  • As the instructional program of agriculture, food, and natural resources (AFNR) continues to grow, students are offered diverse opportunities. One opportunity is raising guide dogs. Raising puppies is gaining popularity as it correlates with Texas agri-science courses such as Veterinary Medical Applications and Small Animal Management. Students in AFNR and members of the FFA are opting to raise guide dogs as Supervised Agricultural Experiences instead of, or in addition to, the more traditional livestock projects. However, the outcomes of the puppy raising program and the effects on the puppy raiser are unknown. In this qualitative study involving multiple case studies, student guide dog raisers, their parents/guardians, and the Guide Dogs for the Blind club leaders/agricultural science teachers were interviewed to determine the impacts and challenges associated with raising guide dogs as a preliminary attempt to fill the existing gap on this subject. Face-to-face interviews were used at two Texas high schools that currently have a guide dog raising program integrated into their AFNR program and FFA chapter. Results in the students suggest an increase in maturity, patience, and confidence as well as increased networking opportunities for raisers and potentially influencing students' career paths. Challenges from the students' perspectives included time management, public interference, and advocation. From the GDB leader/agricultural science teachers' perspectives, challenges include starting the puppy-raising program initially, administrative approval, and the time required to run a program of this kind. Comparing puppy raising to raising livestock, students gained similar competencies. More research is needed to quantify these competencies but this study showed that competencies do exist.
  • As the instructional program of agriculture, food, and natural resources (AFNR) continues to grow, students are offered diverse opportunities. One opportunity is raising guide dogs. Raising puppies is gaining popularity as it correlates with Texas agri-science courses such as Veterinary Medical Applications and Small Animal Management. Students in AFNR and members of the FFA are opting to raise guide dogs as Supervised Agricultural Experiences instead of, or in addition to, the more traditional livestock projects. However, the outcomes of the puppy raising program and the effects on the puppy raiser are unknown. In this qualitative study involving multiple case studies, student guide dog raisers, their parents/guardians, and the Guide Dogs for the Blind club leaders/agricultural science teachers were interviewed to determine the impacts and challenges associated with raising guide dogs as a preliminary attempt to fill the existing gap on this subject.

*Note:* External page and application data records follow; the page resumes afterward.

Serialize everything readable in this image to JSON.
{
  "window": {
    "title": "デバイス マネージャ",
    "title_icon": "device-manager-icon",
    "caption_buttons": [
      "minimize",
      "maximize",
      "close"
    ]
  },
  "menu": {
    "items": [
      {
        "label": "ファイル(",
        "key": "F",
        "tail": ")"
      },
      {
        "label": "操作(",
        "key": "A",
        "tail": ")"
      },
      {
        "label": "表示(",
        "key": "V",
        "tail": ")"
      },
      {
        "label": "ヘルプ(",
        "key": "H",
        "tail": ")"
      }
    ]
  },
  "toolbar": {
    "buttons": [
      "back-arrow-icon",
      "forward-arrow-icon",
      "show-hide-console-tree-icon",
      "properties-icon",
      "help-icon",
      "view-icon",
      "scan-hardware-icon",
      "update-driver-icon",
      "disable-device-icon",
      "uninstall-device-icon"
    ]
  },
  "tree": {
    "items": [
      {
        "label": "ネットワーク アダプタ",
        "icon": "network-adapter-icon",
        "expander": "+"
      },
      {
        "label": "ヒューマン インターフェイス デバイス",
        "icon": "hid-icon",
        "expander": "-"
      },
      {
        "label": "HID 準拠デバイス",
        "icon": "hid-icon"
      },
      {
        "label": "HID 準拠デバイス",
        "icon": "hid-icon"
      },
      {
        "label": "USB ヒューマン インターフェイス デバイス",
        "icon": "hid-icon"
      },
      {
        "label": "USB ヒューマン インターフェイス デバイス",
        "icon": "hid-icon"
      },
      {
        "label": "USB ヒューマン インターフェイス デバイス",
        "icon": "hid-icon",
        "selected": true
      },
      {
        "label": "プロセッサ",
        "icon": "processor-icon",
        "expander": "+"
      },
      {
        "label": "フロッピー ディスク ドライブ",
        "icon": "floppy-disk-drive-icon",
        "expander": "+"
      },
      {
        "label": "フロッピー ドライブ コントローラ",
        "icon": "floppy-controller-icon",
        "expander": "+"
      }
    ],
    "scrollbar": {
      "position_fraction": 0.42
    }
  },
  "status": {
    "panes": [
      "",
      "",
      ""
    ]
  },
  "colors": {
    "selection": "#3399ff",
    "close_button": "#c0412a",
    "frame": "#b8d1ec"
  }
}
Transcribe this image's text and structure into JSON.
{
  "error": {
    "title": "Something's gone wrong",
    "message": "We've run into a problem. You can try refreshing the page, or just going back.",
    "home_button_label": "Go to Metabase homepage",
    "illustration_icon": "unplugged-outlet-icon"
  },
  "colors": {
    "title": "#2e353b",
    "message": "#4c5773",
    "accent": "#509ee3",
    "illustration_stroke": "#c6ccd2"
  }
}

    Face-to-face interviews were used at two Texas high schools that currently have a guide dog raising program integrated into their AFNR program and FFA chapter. Results in the students suggest an increase in maturity, patience, and confidence as well as increased networking opportunities for raisers and potentially influencing students' career paths. Challenges from the students' perspectives included time management, public interference, and advocation. From the GDB leader/agricultural science teachers' perspectives, challenges include starting the puppy-raising program initially, administrative approval, and the time required to run a program of this kind. Comparing puppy raising to raising livestock, students gained similar competencies. More research is needed to quantify these competencies but this study showed that competencies do exist.

publication date

  • August 2017